Next week (October 25-31) is Open Access Week, and we’re taking the opportunity to hear from former editor-in-chief, Dr. Poh Tan about her experiences as editor for an open access, graduate student-run, and peer-reviewed journal: SFU Educational Review.
SFU Educational Review is a fully open access graduate student journal which launched in 2007 and supports diverse scholarship in the field of education. The journal aims to “promote better student awareness about the current work being pursued by peers, offer a safe environment for peer-to-peer dialogue, and encourage graduate students to explore and develop their own voice within academia.” In 2019, SFU Educational Review became the first SFU graduate student run journal to be listed in the Directory of Open Access Journals.
Dr. Poh Tan is a doctoral student in Education. She served on the journal’s editorial board from 2015 to 2020, first as a copy editor (2015-2017) and then as Managing Editor and Editor-in-Chief (2017-2020). In this post, we hear from Dr. Tan about her involvement on the journal team, including the challenges and rewards, the skills she developed, and her advice for other students who are interested in participating on student journal teams.
Tell us a bit about how you first got involved with SFU Educational Review
“I joined the journal in 2015 as a copy editor where I learned about the internal processes of running a student journal. There were many steps and stakeholders to consider when producing a peer-reviewed journal. I quickly learned that the quality of the articles, the methodical steps to ensure articles were anonymized for review, and the process from submission to print required collaboration and coordination from the faculty, authors, reviewers and editors. I became Editor-in-Chief in 2017 and from there, through a collaborative effort from the editorial team, specifically, Jacky Barreiro and Daniel Ferraz, we decided to bring the journal to the next level by establishing an Editorial Advisory Board (all Faculty members) to ensure continuity and oversight of the journal. We also listed the journal in the Directory of Open Access Journals (DOAJ) to demonstrate our commitment to publication quality, and launched a bi-annual symposium for research and scholarship dissemination."
What did you like best about working on a student journal?
"I had many positive moments working as Editor-in-Chief for SFU Educational Review, but the highlight was working alongside peers and colleagues who have the same passion, drive, work ethic, and beliefs. Starting out with a team of just three board members, we worked together to increase the journal's readership and its recognition within the field of Education, while continuing the work of publishing open access.

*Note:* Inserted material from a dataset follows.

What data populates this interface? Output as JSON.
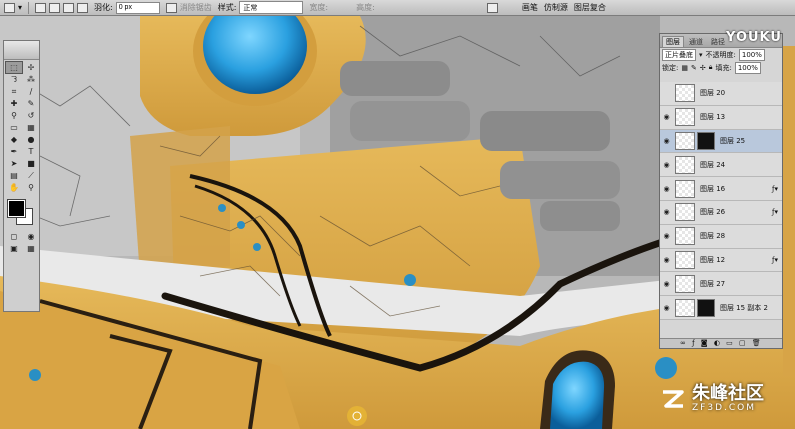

Ultimately, working with the journal team was the best part and the most meaningful experience I gained from my time at the journal."

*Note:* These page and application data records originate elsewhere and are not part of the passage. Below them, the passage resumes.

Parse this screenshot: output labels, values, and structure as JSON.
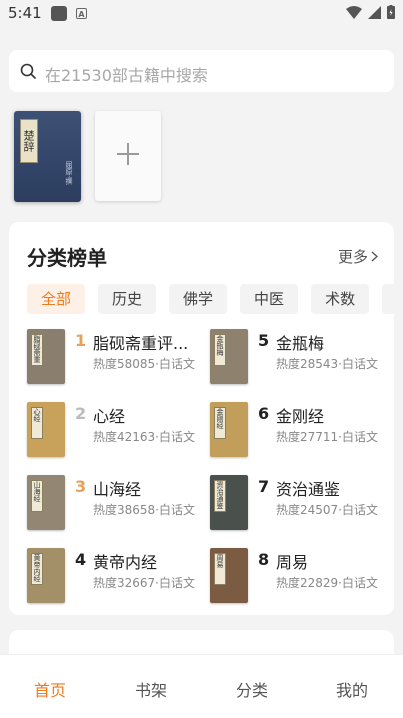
{
  "status_bar": {
    "time": "5:41"
  },
  "search": {
    "placeholder": "在21530部古籍中搜索"
  },
  "shelf": {
    "book": {
      "title": "楚辞",
      "subtitle": "屈原·撰"
    }
  },
  "ranking": {
    "title": "分类榜单",
    "more_label": "更多",
    "categories": [
      "全部",
      "历史",
      "佛学",
      "中医",
      "术数",
      "小"
    ],
    "active_category": "全部",
    "books": [
      {
        "rank": "1",
        "name": "脂砚斋重评...",
        "heat": "热度58085·白话文",
        "cover_label": "脂砚斋重评石头记",
        "cover_color": "#8a7f6e"
      },
      {
        "rank": "2",
        "name": "心经",
        "heat": "热度42163·白话文",
        "cover_label": "心经",
        "cover_color": "#c8a25b"
      },
      {
        "rank": "3",
        "name": "山海经",
        "heat": "热度38658·白话文",
        "cover_label": "山海经",
        "cover_color": "#938774"
      },
      {
        "rank": "4",
        "name": "黄帝内经",
        "heat": "热度32667·白话文",
        "cover_label": "黄帝内经",
        "cover_color": "#a39068"
      },
      {
        "rank": "5",
        "name": "金瓶梅",
        "heat": "热度28543·白话文",
        "cover_label": "金瓶梅",
        "cover_color": "#8e826f"
      },
      {
        "rank": "6",
        "name": "金刚经",
        "heat": "热度27711·白话文",
        "cover_label": "金刚经",
        "cover_color": "#c19f5a"
      },
      {
        "rank": "7",
        "name": "资治通鉴",
        "heat": "热度24507·白话文",
        "cover_label": "资治通鉴",
        "cover_color": "#4a514d"
      },
      {
        "rank": "8",
        "name": "周易",
        "heat": "热度22829·白话文",
        "cover_label": "周易",
        "cover_color": "#7b5c43"
      }
    ]
  },
  "tabbar": {
    "tabs": [
      "首页",
      "书架",
      "分类",
      "我的"
    ],
    "active": "首页"
  },
  "colors": {
    "accent": "#f07a1e",
    "rank_top": "#e8a15b"
  }
}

What do you find challenging or rewarding?
"The most challenging part of being Editor-in-Chief was making sometimes difficult decisions on behalf of the journal. As Editor-in-Chief, you not only represent the journal, you are also accountable and responsible for the team's collective decisions. Sometimes the decision-making process is quite stressful because the result could change the direction or progress of the journal. The most rewarding part was having the support of the team and from faculty members who not only supported the work of the journal, but whose belief in the team made us strive higher."
What advice would you give to other students who are interested in working on the editorial team of a student journal?

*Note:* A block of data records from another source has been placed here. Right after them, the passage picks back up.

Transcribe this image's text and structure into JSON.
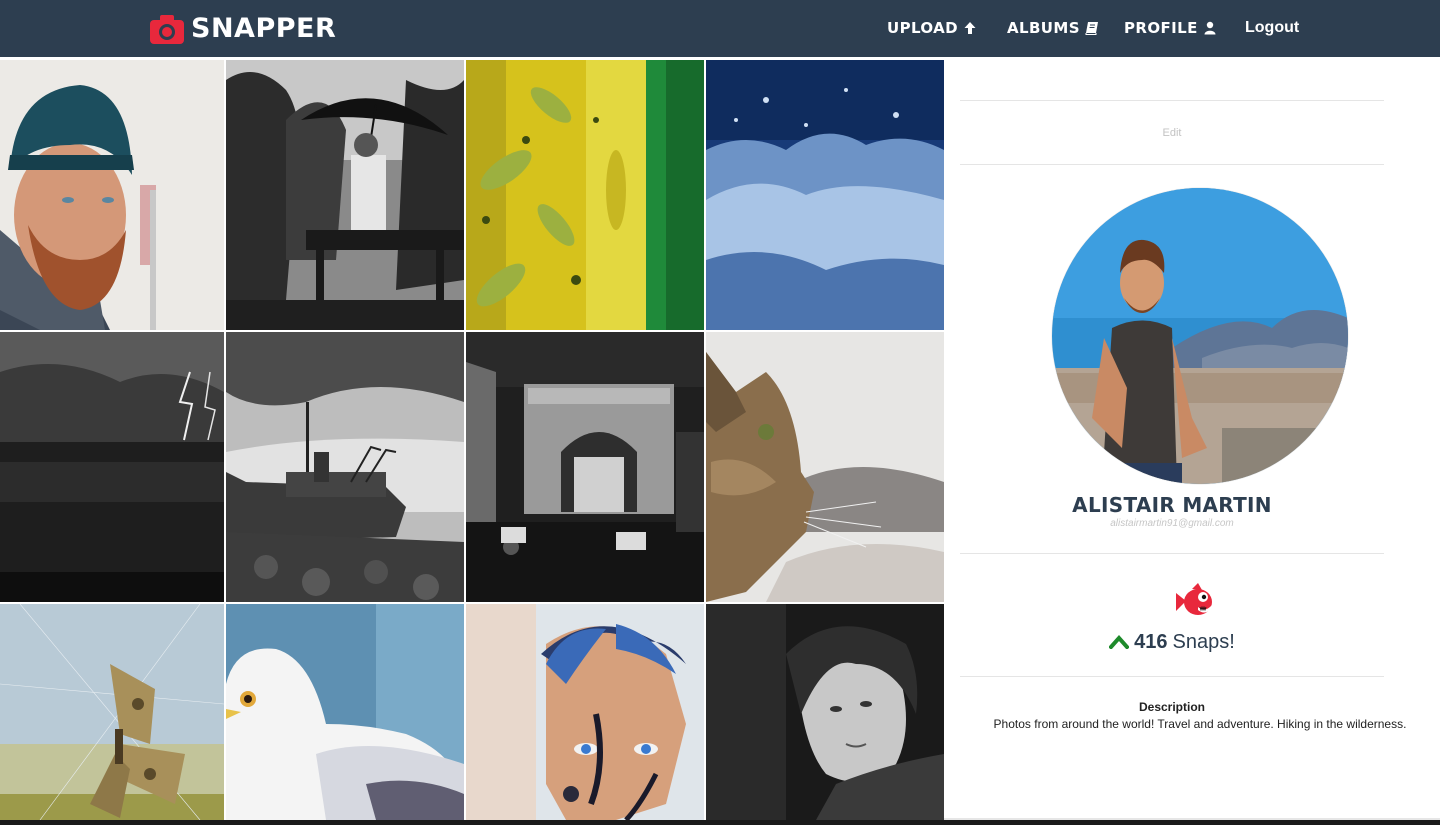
{
  "navbar": {
    "brand": "SNAPPER",
    "brand_icon": "camera-icon",
    "upload_label": "UPLOAD",
    "upload_icon": "arrow-up-icon",
    "albums_label": "ALBUMS",
    "albums_icon": "book-icon",
    "profile_label": "PROFILE",
    "profile_icon": "user-icon",
    "logout_label": "Logout",
    "background": "#2d3e50",
    "accent": "#e8283c"
  },
  "gallery": {
    "photos": [
      {
        "subject": "bearded man in beanie"
      },
      {
        "subject": "woman with umbrella on bench"
      },
      {
        "subject": "yellow green leaves abstract"
      },
      {
        "subject": "blue water splash"
      },
      {
        "subject": "lightning over sea"
      },
      {
        "subject": "shipwreck on rocks"
      },
      {
        "subject": "stone arch with scooters"
      },
      {
        "subject": "cat profile"
      },
      {
        "subject": "butterfly in web"
      },
      {
        "subject": "white seagull"
      },
      {
        "subject": "painted face man"
      },
      {
        "subject": "woman portrait"
      }
    ]
  },
  "profile": {
    "edit_label": "Edit",
    "name": "ALISTAIR MARTIN",
    "email": "alistairmartin91@gmail.com",
    "mascot_icon": "red-fish-icon",
    "snaps_icon": "chevron-up-icon",
    "snaps_count": "416",
    "snaps_label": "Snaps!",
    "description_title": "Description",
    "description_text": "Photos from around the world! Travel and adventure. Hiking in the wilderness.",
    "accent_green": "#1e8a2b"
  }
}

“My advice to students who are interested in working on an editorial team of a student journal is to start in a role where you can become familiar with the entire publication process—from the point of submission, to review, to evaluation, and finally to publication. If you have little or no experience working on a journal, you'll only be able to give your best when you understand the intricacies of the publication process. This might mean starting as a copy editor or a proofreader which will give you the experience to be able to evaluate articles with sound academic experience. If you don't have experience beyond reading the articles, you may not feel comfortable evaluating which articles best fit and represent the journal. Authors may have contributed significant time and effort towards the work that is submitted to your journal, so the process of evaluation and the decision-making associated with those should be taken seriously.”
What skills have you learned from working on the journal that could be applicable to you in the future?
“I started as a copy editor, then moved to managing editor and then to Editor-in-Chief. Through each role, I learned different skills pertaining to the publication and sustainability of the journal. The most valuable and applicable skills I developed were people skills. I am not talking about making sure that everyone likes you—it's more about making sure you are supportive of your team members, being open-minded and considerate of new ideas that you may not like but are the best approach for the journal, respectful of others’ differences, caring and kind towards others who want to be part of the process, and most of all, honest in your approach to challenges and issues. I always believe that a group or organization is only as strong as how well the people can work together during both challenging and rewarding times.”
SFU student journals are run by volunteer student editorial boards and are supported by SFU Digital Publishing. If you’re a student interested in submitting your work for publication to one of these journals, or if you’re interested in getting involved on an editorial board, keep an eye on the journal announcements or contact a student journal in your discipline.
If you have an idea for starting a new student journal in your discipline, please visit our website and contact firstname.lastname@example.org to learn more. You are also welcome to contact Dr. Tan for information and guidance on starting a student journal.